● **GIVEN DATA**
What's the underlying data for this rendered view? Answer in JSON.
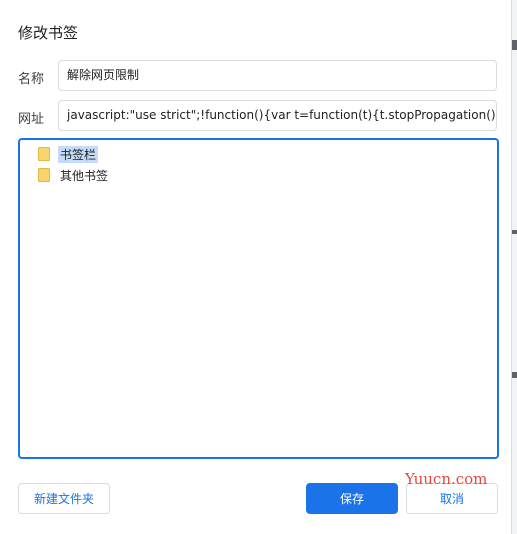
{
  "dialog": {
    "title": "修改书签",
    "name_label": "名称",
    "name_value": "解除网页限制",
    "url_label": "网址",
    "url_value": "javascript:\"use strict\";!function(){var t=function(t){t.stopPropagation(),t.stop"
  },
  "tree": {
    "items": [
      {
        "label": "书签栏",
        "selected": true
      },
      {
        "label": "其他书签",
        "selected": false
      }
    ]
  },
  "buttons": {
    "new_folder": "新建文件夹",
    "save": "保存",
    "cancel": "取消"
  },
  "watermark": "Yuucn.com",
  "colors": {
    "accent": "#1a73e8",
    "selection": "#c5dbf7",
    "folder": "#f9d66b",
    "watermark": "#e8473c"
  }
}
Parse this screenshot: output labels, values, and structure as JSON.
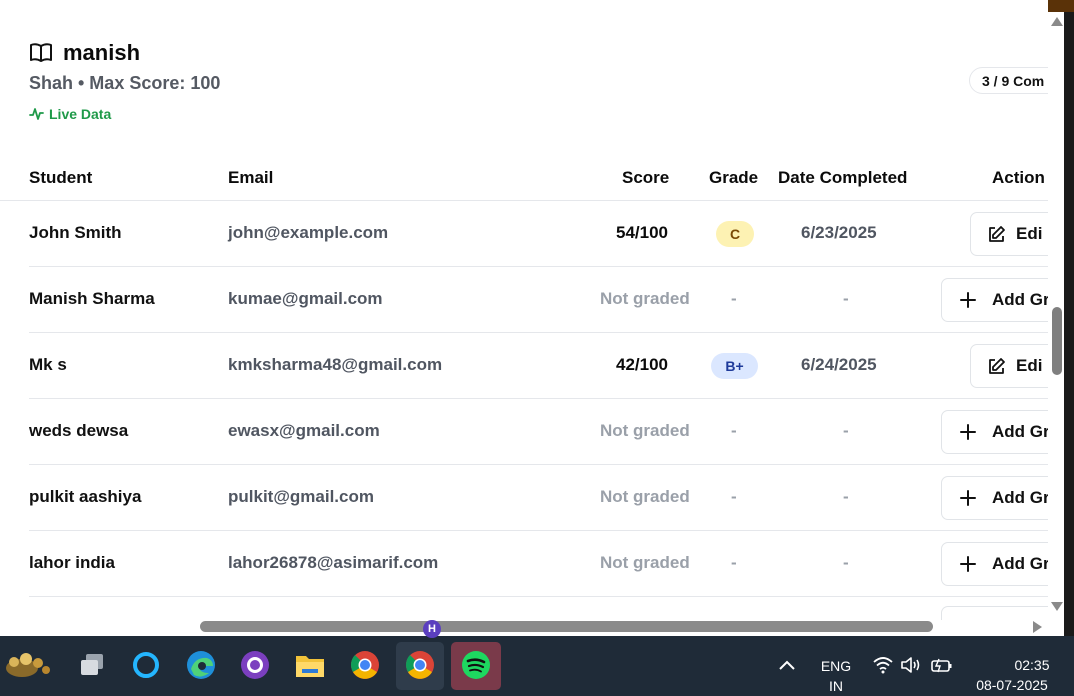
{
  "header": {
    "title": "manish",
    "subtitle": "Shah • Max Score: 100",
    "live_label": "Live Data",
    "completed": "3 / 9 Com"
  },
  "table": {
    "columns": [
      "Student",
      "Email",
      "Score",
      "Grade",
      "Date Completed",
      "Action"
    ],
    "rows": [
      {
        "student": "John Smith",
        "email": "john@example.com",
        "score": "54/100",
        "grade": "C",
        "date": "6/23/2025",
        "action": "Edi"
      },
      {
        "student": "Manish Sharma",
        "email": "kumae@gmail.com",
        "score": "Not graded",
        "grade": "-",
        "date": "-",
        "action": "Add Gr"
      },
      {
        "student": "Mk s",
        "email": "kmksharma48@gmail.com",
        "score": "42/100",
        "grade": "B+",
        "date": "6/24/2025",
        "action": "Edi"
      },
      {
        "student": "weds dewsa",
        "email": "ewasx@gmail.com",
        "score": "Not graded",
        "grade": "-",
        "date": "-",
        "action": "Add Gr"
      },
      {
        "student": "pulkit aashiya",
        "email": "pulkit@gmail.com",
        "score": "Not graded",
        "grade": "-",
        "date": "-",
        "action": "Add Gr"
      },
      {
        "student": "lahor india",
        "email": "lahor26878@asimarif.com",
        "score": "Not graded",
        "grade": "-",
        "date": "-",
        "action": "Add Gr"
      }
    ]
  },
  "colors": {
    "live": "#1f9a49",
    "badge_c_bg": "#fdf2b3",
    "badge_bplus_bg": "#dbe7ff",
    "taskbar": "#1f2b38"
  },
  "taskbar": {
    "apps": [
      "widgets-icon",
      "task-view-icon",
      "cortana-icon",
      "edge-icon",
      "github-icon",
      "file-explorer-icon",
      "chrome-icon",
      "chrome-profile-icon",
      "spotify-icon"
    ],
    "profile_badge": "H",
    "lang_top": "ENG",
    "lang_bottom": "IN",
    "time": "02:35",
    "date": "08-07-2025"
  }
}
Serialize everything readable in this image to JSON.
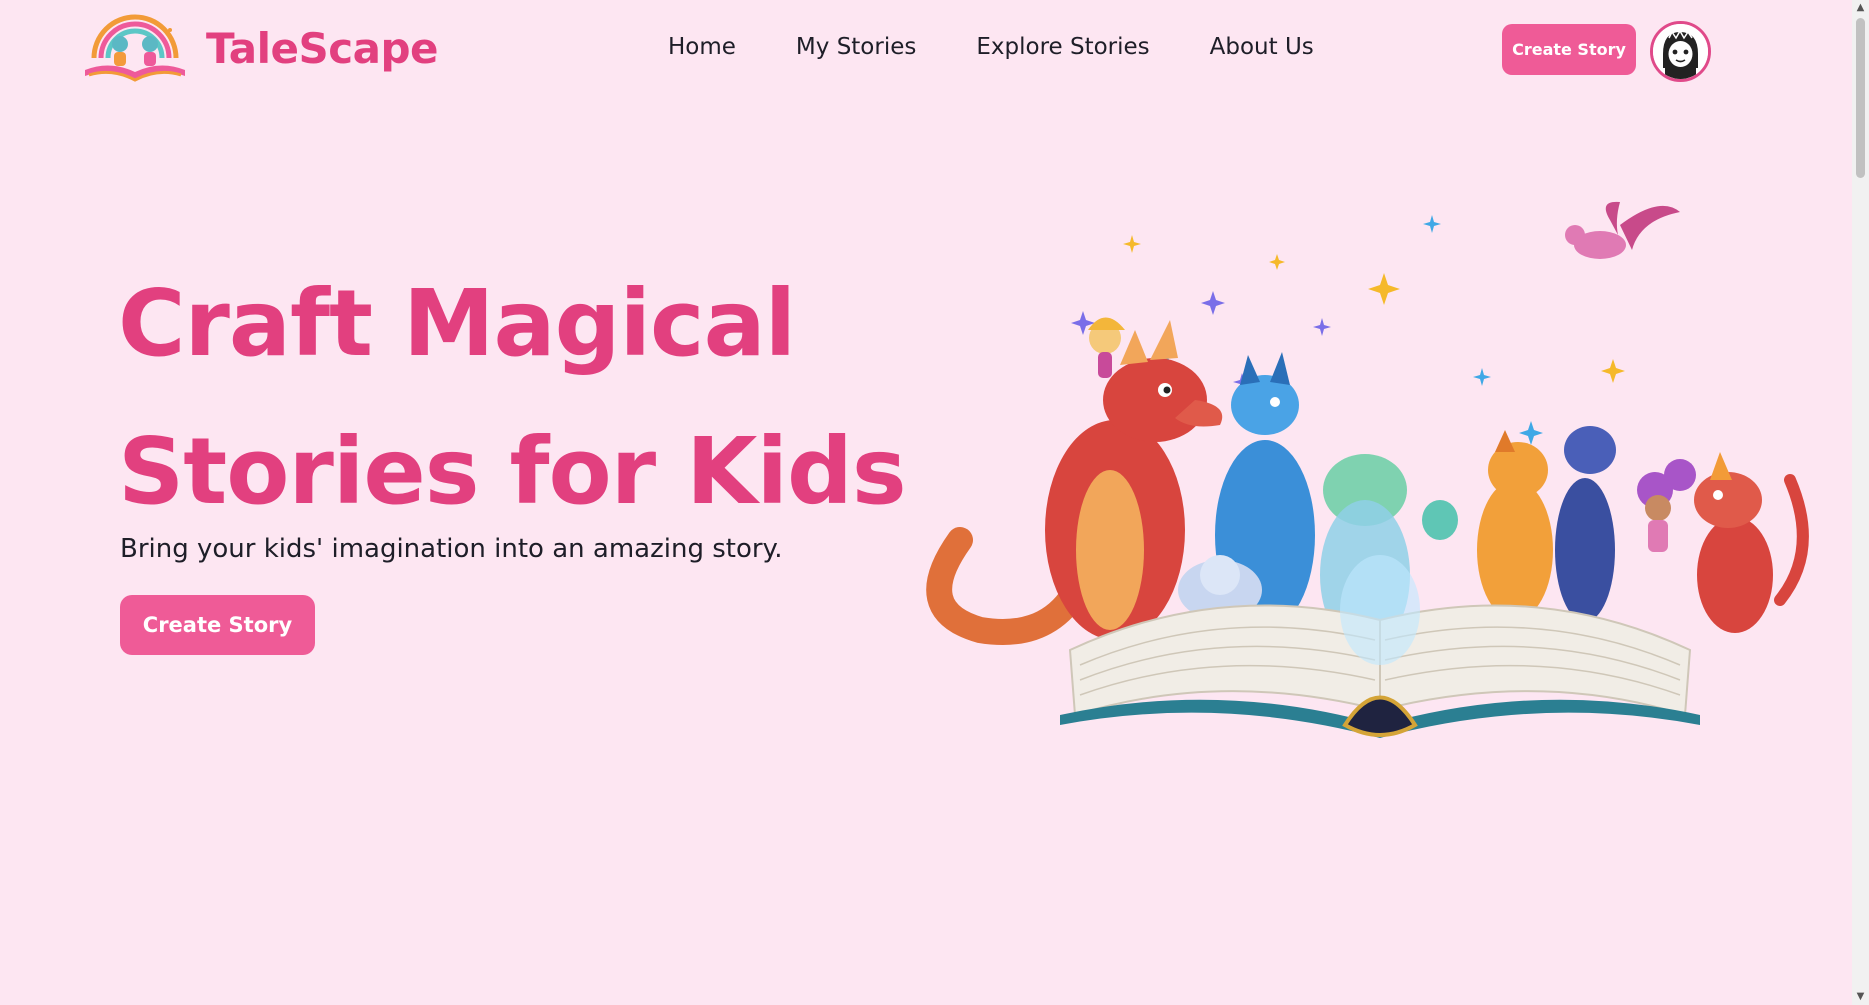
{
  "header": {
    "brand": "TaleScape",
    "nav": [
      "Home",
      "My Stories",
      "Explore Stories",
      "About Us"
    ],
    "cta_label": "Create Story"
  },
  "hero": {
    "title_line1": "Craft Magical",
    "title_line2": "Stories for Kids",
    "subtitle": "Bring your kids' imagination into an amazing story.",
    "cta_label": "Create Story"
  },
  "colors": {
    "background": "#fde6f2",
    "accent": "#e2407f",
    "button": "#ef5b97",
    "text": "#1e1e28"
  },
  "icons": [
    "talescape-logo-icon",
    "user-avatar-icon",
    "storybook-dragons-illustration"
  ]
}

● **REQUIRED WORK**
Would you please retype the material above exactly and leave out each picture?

● **EXERCISE RESPONSE**
What's the underlying data for this rendered view? Answer in JSON.
{
  "dialog": {
    "title": "修改书签",
    "name_label": "名称",
    "name_value": "解除网页限制",
    "url_label": "网址",
    "url_value": "javascript:\"use strict\";!function(){var t=function(t){t.stopPropagation(),t.stop"
  },
  "tree": {
    "items": [
      {
        "label": "书签栏",
        "selected": true
      },
      {
        "label": "其他书签",
        "selected": false
      }
    ]
  },
  "buttons": {
    "new_folder": "新建文件夹",
    "save": "保存",
    "cancel": "取消"
  },
  "watermark": "Yuucn.com",
  "colors": {
    "accent": "#1a73e8",
    "selection": "#c5dbf7",
    "folder": "#f9d66b",
    "watermark": "#e8473c"
  }
}
Parse this screenshot: output labels, values, and structure as JSON.
{
  "header": {
    "title": "manish",
    "subtitle": "Shah • Max Score: 100",
    "live_label": "Live Data",
    "completed": "3 / 9 Com"
  },
  "table": {
    "columns": [
      "Student",
      "Email",
      "Score",
      "Grade",
      "Date Completed",
      "Action"
    ],
    "rows": [
      {
        "student": "John Smith",
        "email": "john@example.com",
        "score": "54/100",
        "grade": "C",
        "date": "6/23/2025",
        "action": "Edi"
      },
      {
        "student": "Manish Sharma",
        "email": "kumae@gmail.com",
        "score": "Not graded",
        "grade": "-",
        "date": "-",
        "action": "Add Gr"
      },
      {
        "student": "Mk s",
        "email": "kmksharma48@gmail.com",
        "score": "42/100",
        "grade": "B+",
        "date": "6/24/2025",
        "action": "Edi"
      },
      {
        "student": "weds dewsa",
        "email": "ewasx@gmail.com",
        "score": "Not graded",
        "grade": "-",
        "date": "-",
        "action": "Add Gr"
      },
      {
        "student": "pulkit aashiya",
        "email": "pulkit@gmail.com",
        "score": "Not graded",
        "grade": "-",
        "date": "-",
        "action": "Add Gr"
      },
      {
        "student": "lahor india",
        "email": "lahor26878@asimarif.com",
        "score": "Not graded",
        "grade": "-",
        "date": "-",
        "action": "Add Gr"
      }
    ]
  },
  "colors": {
    "live": "#1f9a49",
    "badge_c_bg": "#fdf2b3",
    "badge_bplus_bg": "#dbe7ff",
    "taskbar": "#1f2b38"
  },
  "taskbar": {
    "apps": [
      "widgets-icon",
      "task-view-icon",
      "cortana-icon",
      "edge-icon",
      "github-icon",
      "file-explorer-icon",
      "chrome-icon",
      "chrome-profile-icon",
      "spotify-icon"
    ],
    "profile_badge": "H",
    "lang_top": "ENG",
    "lang_bottom": "IN",
    "time": "02:35",
    "date": "08-07-2025"
  }
}
Serialize everything readable in this image to JSON.
{
  "header": {
    "brand": "TaleScape",
    "nav": [
      "Home",
      "My Stories",
      "Explore Stories",
      "About Us"
    ],
    "cta_label": "Create Story"
  },
  "hero": {
    "title_line1": "Craft Magical",
    "title_line2": "Stories for Kids",
    "subtitle": "Bring your kids' imagination into an amazing story.",
    "cta_label": "Create Story"
  },
  "colors": {
    "background": "#fde6f2",
    "accent": "#e2407f",
    "button": "#ef5b97",
    "text": "#1e1e28"
  },
  "icons": [
    "talescape-logo-icon",
    "user-avatar-icon",
    "storybook-dragons-illustration"
  ]
}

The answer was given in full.